■ **What to produce**
Each record below should be returned exactly, with its pictures left out.
▬▬▬▬▬▬
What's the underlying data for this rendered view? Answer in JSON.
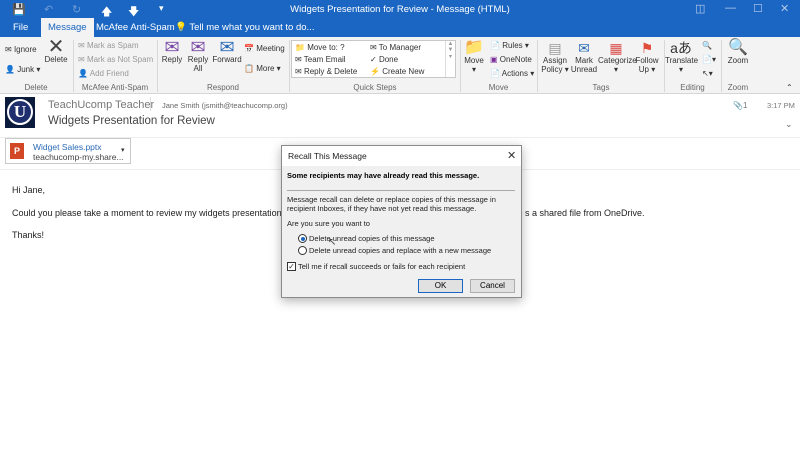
{
  "window": {
    "title": "Widgets Presentation for Review - Message (HTML)"
  },
  "tabs": [
    {
      "label": "File"
    },
    {
      "label": "Message"
    },
    {
      "label": "McAfee Anti-Spam"
    },
    {
      "label": "Tell me what you want to do..."
    }
  ],
  "ribbon": {
    "delete": {
      "ignore": "Ignore",
      "junk": "Junk",
      "delete": "Delete",
      "label": "Delete"
    },
    "mcafee": {
      "spam": "Mark as Spam",
      "not_spam": "Mark as Not Spam",
      "add_friend": "Add Friend",
      "label": "McAfee Anti-Spam"
    },
    "respond": {
      "reply": "Reply",
      "reply_all": "Reply All",
      "forward": "Forward",
      "meeting": "Meeting",
      "more": "More",
      "label": "Respond"
    },
    "quick_steps": {
      "items": [
        "Move to: ?",
        "Team Email",
        "Reply & Delete",
        "To Manager",
        "Done",
        "Create New"
      ],
      "label": "Quick Steps"
    },
    "move": {
      "move": "Move",
      "rules": "Rules",
      "onenote": "OneNote",
      "actions": "Actions",
      "label": "Move"
    },
    "tags": {
      "assign": "Assign Policy",
      "unread": "Mark Unread",
      "categorize": "Categorize",
      "follow": "Follow Up",
      "label": "Tags"
    },
    "editing": {
      "translate": "Translate",
      "label": "Editing"
    },
    "zoom": {
      "zoom": "Zoom",
      "label": "Zoom"
    }
  },
  "message": {
    "avatar_letter": "U",
    "sender": "TeachUcomp Teacher",
    "to": "Jane Smith (jsmith@teachucomp.org)",
    "subject": "Widgets Presentation for Review",
    "attachments_count": "1",
    "time": "3:17 PM",
    "attachment": {
      "name": "Widget Sales.pptx",
      "location": "teachucomp-my.share..."
    },
    "body": {
      "greeting": "Hi Jane,",
      "line_left": "Could you please take a moment to review my widgets presentation bef",
      "line_right": "s a shared file from OneDrive.",
      "closing": "Thanks!"
    }
  },
  "dialog": {
    "title": "Recall This Message",
    "warning": "Some recipients may have already read this message.",
    "info": "Message recall can delete or replace copies of this message in recipient Inboxes, if they have not yet read this message.",
    "question": "Are you sure you want to",
    "option1": "Delete unread copies of this message",
    "option2": "Delete unread copies and replace with a new message",
    "checkbox": "Tell me if recall succeeds or fails for each recipient",
    "ok": "OK",
    "cancel": "Cancel",
    "selected_option": 1,
    "checkbox_checked": true
  }
}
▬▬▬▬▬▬
■ **Finished task**
What's the underlying data for this rendered view? Answer in JSON.
{
  "window": {
    "title": "Widgets Presentation for Review - Message (HTML)"
  },
  "tabs": [
    {
      "label": "File"
    },
    {
      "label": "Message"
    },
    {
      "label": "McAfee Anti-Spam"
    },
    {
      "label": "Tell me what you want to do..."
    }
  ],
  "ribbon": {
    "delete": {
      "ignore": "Ignore",
      "junk": "Junk",
      "delete": "Delete",
      "label": "Delete"
    },
    "mcafee": {
      "spam": "Mark as Spam",
      "not_spam": "Mark as Not Spam",
      "add_friend": "Add Friend",
      "label": "McAfee Anti-Spam"
    },
    "respond": {
      "reply": "Reply",
      "reply_all": "Reply All",
      "forward": "Forward",
      "meeting": "Meeting",
      "more": "More",
      "label": "Respond"
    },
    "quick_steps": {
      "items": [
        "Move to: ?",
        "Team Email",
        "Reply & Delete",
        "To Manager",
        "Done",
        "Create New"
      ],
      "label": "Quick Steps"
    },
    "move": {
      "move": "Move",
      "rules": "Rules",
      "onenote": "OneNote",
      "actions": "Actions",
      "label": "Move"
    },
    "tags": {
      "assign": "Assign Policy",
      "unread": "Mark Unread",
      "categorize": "Categorize",
      "follow": "Follow Up",
      "label": "Tags"
    },
    "editing": {
      "translate": "Translate",
      "label": "Editing"
    },
    "zoom": {
      "zoom": "Zoom",
      "label": "Zoom"
    }
  },
  "message": {
    "avatar_letter": "U",
    "sender": "TeachUcomp Teacher",
    "to": "Jane Smith (jsmith@teachucomp.org)",
    "subject": "Widgets Presentation for Review",
    "attachments_count": "1",
    "time": "3:17 PM",
    "attachment": {
      "name": "Widget Sales.pptx",
      "location": "teachucomp-my.share..."
    },
    "body": {
      "greeting": "Hi Jane,",
      "line_left": "Could you please take a moment to review my widgets presentation bef",
      "line_right": "s a shared file from OneDrive.",
      "closing": "Thanks!"
    }
  },
  "dialog": {
    "title": "Recall This Message",
    "warning": "Some recipients may have already read this message.",
    "info": "Message recall can delete or replace copies of this message in recipient Inboxes, if they have not yet read this message.",
    "question": "Are you sure you want to",
    "option1": "Delete unread copies of this message",
    "option2": "Delete unread copies and replace with a new message",
    "checkbox": "Tell me if recall succeeds or fails for each recipient",
    "ok": "OK",
    "cancel": "Cancel",
    "selected_option": 1,
    "checkbox_checked": true
  }
}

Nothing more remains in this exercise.